If I eat legumes late at night, I don’t sleep well at all, and I wake up the next morning very bloated. It makes sense because beans can be very difficult for the body to digest. You could try if you have the same problems with legumes.

I cannot eat a whole banana; there’s just something about the texture that irks me. I love the taste of bananas, so I frequently have them in smoothies. It occurred to me that if I like them in smoothies, I would probably enjoy them mashed into my oats.

I started doing that recently and I really, really love it. I usually also have yoghurt with oats for two reasons. One is that I love the creaminess it adds and second being that it is an excellent source of probiotics.

If you don’t know already, probiotics are great for your gut because they provide the friendly bacteria that we need for digestive health.

If you incorporate bananas and yoghurt into your oatmeal, you boost the friendly bacteria in your gut. Bananas are prebiotic, meaning that they feed the healthy bacteria in your stomach.

The more you feed these bacteria, the more they thrive and the healthier your gut is. This is the key reason why I always try to have bananas and yoghurt together.


[su_list icon=”icon: leaf” icon_color=”#5E6777″ class=”style=’font-family:poppins’ font size=’8′”]
  • 60g rolled oats
  • 200ml unsweetened almond milk 
  • 60g banana, mashed
  • 1 large fig, sliced
  • 150g soy yoghurt
  • 60g fresh blueberries
  • ¼ tsp cinnamon
  • ½ tsp vanilla extract
  • 1 small rectangle, dark chocolate
  • 1 tsp mixed seeds

How to make 

  1. Put the oats, mashed bananas, almond milk cinnamon and vanilla extract in a small pan. Cook on a simmer for 15 minutes until the oats are properly cooked.
  2. Allow the oats to cool a little then serve in a bowl and top with figs, blueberries, yoghurt, and chocolate.
  3. Sprinkle with mixed seeds and enjoy

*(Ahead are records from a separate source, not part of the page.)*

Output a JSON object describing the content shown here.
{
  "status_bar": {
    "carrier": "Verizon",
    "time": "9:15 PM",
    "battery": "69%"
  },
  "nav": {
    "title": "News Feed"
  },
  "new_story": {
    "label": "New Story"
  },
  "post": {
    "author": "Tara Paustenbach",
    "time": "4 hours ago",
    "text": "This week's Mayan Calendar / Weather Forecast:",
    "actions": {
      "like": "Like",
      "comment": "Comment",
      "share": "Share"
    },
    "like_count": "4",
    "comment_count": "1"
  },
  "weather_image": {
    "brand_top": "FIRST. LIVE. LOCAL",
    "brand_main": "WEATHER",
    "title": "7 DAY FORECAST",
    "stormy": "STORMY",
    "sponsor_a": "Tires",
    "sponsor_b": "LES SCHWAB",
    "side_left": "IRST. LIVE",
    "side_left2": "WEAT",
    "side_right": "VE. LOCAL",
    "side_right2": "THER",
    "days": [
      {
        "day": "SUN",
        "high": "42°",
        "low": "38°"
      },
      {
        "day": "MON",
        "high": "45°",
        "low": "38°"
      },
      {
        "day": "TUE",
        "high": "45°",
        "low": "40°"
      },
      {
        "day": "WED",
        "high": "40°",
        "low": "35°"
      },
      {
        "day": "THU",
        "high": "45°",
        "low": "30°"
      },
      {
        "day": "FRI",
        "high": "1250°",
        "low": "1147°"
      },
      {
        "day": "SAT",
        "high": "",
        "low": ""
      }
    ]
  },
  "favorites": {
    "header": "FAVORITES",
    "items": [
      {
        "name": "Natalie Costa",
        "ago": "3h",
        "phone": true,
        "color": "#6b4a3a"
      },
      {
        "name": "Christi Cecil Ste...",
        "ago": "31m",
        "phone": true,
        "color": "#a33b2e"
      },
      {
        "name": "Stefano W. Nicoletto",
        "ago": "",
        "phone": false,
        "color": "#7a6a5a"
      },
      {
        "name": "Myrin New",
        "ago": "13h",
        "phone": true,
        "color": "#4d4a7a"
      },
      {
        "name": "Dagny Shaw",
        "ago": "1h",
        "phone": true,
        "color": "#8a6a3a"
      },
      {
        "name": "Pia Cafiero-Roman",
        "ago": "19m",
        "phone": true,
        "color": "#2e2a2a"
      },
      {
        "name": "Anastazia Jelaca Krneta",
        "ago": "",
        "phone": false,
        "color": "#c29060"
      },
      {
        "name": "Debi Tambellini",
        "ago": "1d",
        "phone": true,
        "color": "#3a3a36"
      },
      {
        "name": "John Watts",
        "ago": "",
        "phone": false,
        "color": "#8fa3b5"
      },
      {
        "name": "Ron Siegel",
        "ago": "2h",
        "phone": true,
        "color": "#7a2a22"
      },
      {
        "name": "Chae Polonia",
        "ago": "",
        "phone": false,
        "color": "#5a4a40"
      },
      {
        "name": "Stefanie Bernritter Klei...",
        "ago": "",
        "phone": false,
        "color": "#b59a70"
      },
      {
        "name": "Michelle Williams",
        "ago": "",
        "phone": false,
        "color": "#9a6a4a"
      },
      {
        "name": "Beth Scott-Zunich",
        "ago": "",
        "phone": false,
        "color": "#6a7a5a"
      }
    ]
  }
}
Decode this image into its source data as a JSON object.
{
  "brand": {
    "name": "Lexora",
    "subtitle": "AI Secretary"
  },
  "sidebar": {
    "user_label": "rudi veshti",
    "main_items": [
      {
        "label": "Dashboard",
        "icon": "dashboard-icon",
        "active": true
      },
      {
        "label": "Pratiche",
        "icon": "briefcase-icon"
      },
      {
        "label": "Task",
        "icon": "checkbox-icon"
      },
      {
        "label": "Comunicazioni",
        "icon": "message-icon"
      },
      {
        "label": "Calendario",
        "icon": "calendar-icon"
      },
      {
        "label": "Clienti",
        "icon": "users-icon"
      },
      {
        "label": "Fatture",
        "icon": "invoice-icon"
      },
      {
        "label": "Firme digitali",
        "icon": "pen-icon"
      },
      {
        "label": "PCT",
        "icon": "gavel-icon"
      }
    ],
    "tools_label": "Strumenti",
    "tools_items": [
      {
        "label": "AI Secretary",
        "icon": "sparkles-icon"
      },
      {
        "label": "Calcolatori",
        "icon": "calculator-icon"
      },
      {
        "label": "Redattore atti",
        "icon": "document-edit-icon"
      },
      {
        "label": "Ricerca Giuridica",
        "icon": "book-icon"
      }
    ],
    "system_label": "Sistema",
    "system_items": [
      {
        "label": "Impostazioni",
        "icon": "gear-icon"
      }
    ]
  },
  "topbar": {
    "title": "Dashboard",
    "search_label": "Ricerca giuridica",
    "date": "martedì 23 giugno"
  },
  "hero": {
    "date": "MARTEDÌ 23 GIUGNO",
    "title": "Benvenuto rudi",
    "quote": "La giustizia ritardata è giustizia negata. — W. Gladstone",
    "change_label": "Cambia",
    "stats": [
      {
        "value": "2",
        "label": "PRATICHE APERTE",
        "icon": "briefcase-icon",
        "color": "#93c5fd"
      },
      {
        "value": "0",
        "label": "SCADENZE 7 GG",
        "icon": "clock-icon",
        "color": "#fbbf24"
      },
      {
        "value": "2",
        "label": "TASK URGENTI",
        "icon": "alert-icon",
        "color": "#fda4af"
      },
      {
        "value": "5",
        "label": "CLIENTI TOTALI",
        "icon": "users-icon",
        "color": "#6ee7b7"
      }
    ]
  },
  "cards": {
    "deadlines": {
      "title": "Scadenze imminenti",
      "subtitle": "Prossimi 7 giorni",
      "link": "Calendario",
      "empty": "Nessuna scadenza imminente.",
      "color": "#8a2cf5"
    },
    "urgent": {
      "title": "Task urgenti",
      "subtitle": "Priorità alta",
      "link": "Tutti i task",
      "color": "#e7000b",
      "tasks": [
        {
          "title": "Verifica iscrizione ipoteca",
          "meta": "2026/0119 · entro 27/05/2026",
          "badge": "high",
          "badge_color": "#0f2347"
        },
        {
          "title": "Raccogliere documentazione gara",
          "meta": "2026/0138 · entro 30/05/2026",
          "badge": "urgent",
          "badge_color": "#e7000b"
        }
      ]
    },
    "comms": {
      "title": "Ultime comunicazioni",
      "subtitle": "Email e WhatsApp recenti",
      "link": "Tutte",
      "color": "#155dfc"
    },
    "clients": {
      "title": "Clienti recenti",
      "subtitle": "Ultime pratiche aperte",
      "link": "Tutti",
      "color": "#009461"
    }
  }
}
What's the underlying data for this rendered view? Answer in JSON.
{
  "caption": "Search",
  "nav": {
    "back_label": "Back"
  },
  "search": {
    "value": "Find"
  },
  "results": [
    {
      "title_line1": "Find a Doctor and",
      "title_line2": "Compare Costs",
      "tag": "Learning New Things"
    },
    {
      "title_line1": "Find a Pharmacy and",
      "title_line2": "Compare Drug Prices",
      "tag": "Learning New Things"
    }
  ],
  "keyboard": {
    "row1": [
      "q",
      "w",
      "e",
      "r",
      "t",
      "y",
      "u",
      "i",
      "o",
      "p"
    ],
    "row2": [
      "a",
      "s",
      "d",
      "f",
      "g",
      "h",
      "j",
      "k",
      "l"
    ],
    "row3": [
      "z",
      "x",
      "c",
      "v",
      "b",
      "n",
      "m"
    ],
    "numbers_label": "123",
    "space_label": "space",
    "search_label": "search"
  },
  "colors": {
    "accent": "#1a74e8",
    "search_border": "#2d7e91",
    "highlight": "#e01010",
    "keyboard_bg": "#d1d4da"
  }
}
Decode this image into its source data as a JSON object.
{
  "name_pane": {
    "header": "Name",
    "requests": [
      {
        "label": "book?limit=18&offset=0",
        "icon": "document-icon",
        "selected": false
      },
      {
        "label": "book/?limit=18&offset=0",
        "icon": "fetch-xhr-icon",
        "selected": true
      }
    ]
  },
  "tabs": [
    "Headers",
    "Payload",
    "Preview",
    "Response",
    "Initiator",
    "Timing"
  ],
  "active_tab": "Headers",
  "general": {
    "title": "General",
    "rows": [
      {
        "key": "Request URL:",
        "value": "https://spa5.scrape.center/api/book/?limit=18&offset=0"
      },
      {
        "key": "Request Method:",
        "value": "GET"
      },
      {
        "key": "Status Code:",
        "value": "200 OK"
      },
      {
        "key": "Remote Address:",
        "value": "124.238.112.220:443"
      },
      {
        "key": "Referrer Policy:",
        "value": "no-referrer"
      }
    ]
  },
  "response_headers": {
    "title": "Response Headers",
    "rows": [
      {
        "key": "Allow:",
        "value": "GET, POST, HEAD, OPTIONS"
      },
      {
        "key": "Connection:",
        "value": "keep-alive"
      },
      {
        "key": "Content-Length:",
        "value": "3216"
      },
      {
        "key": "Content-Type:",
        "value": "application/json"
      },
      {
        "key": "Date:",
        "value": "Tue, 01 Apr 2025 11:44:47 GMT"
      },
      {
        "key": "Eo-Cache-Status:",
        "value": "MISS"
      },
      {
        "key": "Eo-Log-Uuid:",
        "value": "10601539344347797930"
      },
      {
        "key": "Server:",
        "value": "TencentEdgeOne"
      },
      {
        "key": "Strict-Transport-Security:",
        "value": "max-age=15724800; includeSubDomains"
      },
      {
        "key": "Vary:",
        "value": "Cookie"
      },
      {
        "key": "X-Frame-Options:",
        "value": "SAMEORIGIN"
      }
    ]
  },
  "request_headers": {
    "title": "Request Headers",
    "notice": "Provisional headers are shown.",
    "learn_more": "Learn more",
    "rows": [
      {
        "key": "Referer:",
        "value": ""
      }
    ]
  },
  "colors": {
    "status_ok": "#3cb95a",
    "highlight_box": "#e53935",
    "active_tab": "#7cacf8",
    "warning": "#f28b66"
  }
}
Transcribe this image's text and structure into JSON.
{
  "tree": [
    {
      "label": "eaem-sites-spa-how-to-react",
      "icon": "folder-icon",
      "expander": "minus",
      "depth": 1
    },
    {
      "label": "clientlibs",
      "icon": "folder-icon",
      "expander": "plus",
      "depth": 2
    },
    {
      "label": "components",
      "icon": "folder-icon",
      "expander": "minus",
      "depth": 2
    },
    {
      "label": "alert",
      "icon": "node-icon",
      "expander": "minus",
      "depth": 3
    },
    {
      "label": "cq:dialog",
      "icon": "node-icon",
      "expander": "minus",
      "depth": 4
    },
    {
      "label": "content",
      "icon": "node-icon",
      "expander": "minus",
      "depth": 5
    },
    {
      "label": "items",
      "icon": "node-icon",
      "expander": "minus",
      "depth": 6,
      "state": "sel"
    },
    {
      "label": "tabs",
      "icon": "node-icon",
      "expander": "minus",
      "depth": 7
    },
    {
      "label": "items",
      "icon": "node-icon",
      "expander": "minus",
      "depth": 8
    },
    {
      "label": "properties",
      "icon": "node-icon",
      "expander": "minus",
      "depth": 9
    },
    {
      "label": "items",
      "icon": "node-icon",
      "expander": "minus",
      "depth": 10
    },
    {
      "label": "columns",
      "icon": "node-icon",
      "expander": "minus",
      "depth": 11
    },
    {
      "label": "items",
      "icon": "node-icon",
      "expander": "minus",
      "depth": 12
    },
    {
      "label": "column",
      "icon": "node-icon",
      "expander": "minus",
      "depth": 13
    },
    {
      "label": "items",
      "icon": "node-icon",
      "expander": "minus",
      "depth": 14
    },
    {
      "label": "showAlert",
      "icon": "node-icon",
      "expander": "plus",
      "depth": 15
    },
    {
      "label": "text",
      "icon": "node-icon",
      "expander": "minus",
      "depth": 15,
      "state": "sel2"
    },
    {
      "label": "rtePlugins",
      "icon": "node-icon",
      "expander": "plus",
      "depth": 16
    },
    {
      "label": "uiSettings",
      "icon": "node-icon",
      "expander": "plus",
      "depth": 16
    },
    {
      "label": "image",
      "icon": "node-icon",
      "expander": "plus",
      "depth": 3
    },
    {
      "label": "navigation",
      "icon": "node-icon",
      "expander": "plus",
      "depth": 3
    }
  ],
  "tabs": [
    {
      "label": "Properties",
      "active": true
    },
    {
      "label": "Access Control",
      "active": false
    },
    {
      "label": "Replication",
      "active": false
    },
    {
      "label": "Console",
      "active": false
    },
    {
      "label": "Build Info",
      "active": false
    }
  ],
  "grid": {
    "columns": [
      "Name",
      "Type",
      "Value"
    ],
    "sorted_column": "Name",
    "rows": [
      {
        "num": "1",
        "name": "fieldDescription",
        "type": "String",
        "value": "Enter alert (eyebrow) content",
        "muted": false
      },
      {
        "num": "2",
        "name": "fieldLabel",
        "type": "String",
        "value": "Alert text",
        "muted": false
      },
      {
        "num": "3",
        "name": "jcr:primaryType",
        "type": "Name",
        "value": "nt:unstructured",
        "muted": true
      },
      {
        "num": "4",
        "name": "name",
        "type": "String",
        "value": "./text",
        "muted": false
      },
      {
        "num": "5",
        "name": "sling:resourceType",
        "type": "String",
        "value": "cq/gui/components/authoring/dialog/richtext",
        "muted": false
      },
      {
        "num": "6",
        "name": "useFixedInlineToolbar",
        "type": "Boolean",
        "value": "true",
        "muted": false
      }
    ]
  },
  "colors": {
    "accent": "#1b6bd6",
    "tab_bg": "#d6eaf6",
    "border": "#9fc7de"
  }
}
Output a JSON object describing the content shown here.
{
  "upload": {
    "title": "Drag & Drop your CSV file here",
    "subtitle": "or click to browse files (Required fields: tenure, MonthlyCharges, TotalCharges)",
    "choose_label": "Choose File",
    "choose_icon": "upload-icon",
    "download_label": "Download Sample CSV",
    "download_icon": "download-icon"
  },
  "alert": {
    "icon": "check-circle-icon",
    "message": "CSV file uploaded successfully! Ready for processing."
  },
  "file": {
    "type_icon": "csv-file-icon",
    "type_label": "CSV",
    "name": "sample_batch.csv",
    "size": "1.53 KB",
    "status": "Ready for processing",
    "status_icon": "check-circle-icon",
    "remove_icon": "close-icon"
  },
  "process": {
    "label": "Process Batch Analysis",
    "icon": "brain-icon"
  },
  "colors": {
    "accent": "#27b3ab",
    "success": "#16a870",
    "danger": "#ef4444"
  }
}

I have a small bowl of fruits that I pick from typically when I’m working. The bowl is filled with whatever fruits I have available at home.  I chose to have an orange with blackberries, raspberries and a kiwi.

If you notice, I try to eat as many colours of foods as I can throughout the day to make sure I’m getting varied nutrients. I hope you found this post helpful. If you did and would like more like this, leave me a comment below and I’ll do them at least once a week.




  1. Tracey
    22nd March 2018 / 9:23 AM

    Thank you, appreciate your teaching of healthy eaying, great practical ideas

    • 22nd March 2018 / 12:41 PM

      Thank you so much Tracey!

Leave a Reply

%d bloggers like this: